New movies on DVD, Blu-ray, Pay-Per-View and in Theaters

O.K., so you’ve got this great high definition TV, and there are literally thousands of movies out there to choose from.  Every Friday, I post a quick list of the films that will be coming out on DVD, Blu-ray and pay-per-view on the next Tuesday, and on the Tuesday after that, along the theatrical releases for the next week. In effect, the home entertainment information is repeated for those who want to get a jump on things.

In theaters and streaming January 2022

In theaters and streaming January 2022

Belfast (PG-13) Drama – Kenneth Branagh looks back at his growing up in Northern Ireland in the late 1960s. Comparisons to Roma, another black & white tale of political unrest, are inevitable.

Being the Ricardos (R) Drama – When Lucille Ball (Nicole Kidman) is accused of being a communist by Walter Winchell, her husband and partner Desi Arnaz (Javier Bardem) tries to deal with that crisis and others. In theaters and streaming.

Don’t Look Up (R) SF comedy – Astronomers Leonardo DiCaprio and Jennifer Lawrence discover a huge comet that will hit the earth in six months and 14 days. Trumpian President Meryl Streep doesn’t know how to deal with the news.  On Netflix.

The French Dispatch (R) Comedy – Wes Anderson assembles his usual star-studded ensemble cast for a love letter to The New Yorker (of all things.) Not, alas, another Grand Budapest Hotel.
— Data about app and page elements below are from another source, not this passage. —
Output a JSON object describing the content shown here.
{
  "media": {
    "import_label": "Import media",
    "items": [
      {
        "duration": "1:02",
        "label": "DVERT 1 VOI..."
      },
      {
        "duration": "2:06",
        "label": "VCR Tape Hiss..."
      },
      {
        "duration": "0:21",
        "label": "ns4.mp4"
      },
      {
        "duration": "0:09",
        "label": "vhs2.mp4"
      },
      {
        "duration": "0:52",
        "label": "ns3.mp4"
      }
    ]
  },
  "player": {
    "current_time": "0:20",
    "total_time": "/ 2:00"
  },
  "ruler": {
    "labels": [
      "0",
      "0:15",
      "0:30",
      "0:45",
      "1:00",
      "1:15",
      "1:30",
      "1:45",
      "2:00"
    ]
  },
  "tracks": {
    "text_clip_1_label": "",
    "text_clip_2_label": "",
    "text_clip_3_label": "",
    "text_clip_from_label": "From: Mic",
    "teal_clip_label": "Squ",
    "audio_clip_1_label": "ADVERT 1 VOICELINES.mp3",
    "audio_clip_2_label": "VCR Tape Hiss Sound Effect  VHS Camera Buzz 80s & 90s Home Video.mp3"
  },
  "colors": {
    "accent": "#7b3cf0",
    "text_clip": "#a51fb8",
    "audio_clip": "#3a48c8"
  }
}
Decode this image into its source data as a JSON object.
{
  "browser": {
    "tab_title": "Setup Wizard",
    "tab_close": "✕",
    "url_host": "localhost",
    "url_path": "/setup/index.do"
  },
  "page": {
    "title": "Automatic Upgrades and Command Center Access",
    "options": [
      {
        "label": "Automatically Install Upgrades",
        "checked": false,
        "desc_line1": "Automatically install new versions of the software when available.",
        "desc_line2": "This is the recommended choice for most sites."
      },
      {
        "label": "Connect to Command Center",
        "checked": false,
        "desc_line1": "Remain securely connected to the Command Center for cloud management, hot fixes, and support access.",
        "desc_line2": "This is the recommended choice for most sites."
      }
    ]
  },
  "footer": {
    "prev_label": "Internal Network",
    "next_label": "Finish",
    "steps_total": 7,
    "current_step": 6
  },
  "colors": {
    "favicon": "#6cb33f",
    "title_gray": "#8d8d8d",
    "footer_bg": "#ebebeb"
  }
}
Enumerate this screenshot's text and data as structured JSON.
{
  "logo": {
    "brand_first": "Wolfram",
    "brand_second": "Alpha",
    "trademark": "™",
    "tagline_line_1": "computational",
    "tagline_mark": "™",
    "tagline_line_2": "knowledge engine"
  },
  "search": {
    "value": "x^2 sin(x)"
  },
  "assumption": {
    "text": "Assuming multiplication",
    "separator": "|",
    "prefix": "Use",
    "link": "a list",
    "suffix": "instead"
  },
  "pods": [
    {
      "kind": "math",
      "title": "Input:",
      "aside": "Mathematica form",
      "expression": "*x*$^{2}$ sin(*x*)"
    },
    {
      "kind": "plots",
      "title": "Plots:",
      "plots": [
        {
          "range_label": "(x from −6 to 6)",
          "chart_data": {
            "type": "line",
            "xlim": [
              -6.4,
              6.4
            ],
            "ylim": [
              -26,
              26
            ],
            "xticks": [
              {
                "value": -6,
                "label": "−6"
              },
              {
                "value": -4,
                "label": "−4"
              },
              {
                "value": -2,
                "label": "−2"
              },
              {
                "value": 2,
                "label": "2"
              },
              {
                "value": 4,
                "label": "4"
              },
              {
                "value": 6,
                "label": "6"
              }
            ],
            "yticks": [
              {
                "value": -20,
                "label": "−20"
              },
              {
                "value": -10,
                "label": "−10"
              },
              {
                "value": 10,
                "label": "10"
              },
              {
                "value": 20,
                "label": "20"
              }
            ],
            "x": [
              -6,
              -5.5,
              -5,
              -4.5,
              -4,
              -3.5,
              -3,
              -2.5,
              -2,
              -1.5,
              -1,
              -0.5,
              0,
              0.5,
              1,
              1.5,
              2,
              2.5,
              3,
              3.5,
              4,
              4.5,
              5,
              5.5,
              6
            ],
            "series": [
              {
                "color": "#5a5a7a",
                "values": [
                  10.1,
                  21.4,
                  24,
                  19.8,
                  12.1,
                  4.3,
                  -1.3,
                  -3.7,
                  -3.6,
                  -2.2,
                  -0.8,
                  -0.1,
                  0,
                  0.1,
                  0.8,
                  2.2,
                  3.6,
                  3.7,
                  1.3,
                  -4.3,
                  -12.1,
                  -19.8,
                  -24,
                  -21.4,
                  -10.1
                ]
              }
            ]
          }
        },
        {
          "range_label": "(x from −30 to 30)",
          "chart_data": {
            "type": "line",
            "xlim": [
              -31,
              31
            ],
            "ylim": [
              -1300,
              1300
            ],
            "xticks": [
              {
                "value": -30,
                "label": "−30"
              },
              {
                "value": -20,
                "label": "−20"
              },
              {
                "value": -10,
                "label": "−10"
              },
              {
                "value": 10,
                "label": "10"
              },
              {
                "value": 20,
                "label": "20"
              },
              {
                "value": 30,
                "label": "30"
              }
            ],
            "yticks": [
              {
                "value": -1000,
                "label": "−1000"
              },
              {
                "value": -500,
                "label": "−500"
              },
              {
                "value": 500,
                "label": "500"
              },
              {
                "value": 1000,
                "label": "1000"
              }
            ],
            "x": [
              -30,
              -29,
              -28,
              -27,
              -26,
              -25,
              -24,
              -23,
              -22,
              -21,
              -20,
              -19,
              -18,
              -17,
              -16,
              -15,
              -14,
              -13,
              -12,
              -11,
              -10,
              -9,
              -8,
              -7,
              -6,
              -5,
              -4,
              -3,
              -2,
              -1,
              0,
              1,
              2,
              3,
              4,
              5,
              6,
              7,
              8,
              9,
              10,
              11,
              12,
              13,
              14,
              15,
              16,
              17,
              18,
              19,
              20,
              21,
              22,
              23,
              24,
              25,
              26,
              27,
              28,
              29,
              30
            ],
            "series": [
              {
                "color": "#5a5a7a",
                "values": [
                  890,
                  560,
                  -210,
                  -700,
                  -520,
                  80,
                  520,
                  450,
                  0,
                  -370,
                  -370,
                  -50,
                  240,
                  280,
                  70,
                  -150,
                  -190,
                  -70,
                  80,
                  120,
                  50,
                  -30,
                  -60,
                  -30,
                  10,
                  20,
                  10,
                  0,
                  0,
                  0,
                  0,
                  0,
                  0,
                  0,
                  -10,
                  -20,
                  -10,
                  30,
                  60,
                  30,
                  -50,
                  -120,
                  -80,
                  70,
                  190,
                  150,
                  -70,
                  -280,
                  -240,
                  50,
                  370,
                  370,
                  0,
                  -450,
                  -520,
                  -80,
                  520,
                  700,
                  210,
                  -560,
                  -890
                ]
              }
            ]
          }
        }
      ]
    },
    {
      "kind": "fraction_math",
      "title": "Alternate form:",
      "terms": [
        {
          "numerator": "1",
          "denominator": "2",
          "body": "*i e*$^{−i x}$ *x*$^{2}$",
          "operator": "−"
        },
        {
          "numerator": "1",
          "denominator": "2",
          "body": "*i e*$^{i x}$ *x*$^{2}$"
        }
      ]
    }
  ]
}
The King’s Man (R) Action – Ralph Fiennes takes the lead in a prequel to the big-budget Kingsman series wherein upper-class Brits attempt to avert geopolitical disaster in the early 20th century. Inventive action scenes, blue humor, lots of CGI effects. (Scheduled for release two years ago.)

Licorice Pizza (R) Comedy – Paul Thomas Anderson’s loose-jointed coming-of-age story is set in early ‘70s Southern California. It’s funny, surprising, heart-felt and powered by two brilliant performances by young stars Alana Haim and Cooper Hoffman.

Nightmare Alley (R) Suspense – Oscar-winner Guillermo del Toro’s (The Shape of Water) newest is a stylish remake of the 1947 Tyrone Power film about a bogus mentalist. Superb cast. One of the year’s best.

The Power of the Dog (R) Western – Many critics’ choice for the best picture of 2021 is best appreciated as a minimalist murder story. In 1925 Montana, brothers Benedict Cumerbatch and Jesse Plemons deal with the arrival of Kirsten Dunst and Kodi Smit-McPhee on their ranch.

tick, tick… BOOM! (PG-13) Musical – In the early ‘90s, Jonathan Larson, who would create the Broadway hit Rent before his untimely death, struggles with an early work. Andrew Garfield has a legitimate shot at an Oscar for his performance. Directed by Lin-Manuel Miranda.

The Tragedy of Macbeth (R) Drama – Denzel Washington and Frances McDormand star in Joel Coen’s horror-tinged black-and-white interpretation of Shakespeare’s “Scottish play.” Probable Oscar nominee in several categories is easy to admire, hard to love. In theaters and on AppleTV.

West Side Story (PG-13) Musical – Stephen Spielberg’s long-awaited re-make of the beloved multi-Oscar winner is finally on the big screen. Exceptionally well done box-office disappointment.


Books by Mike Mayo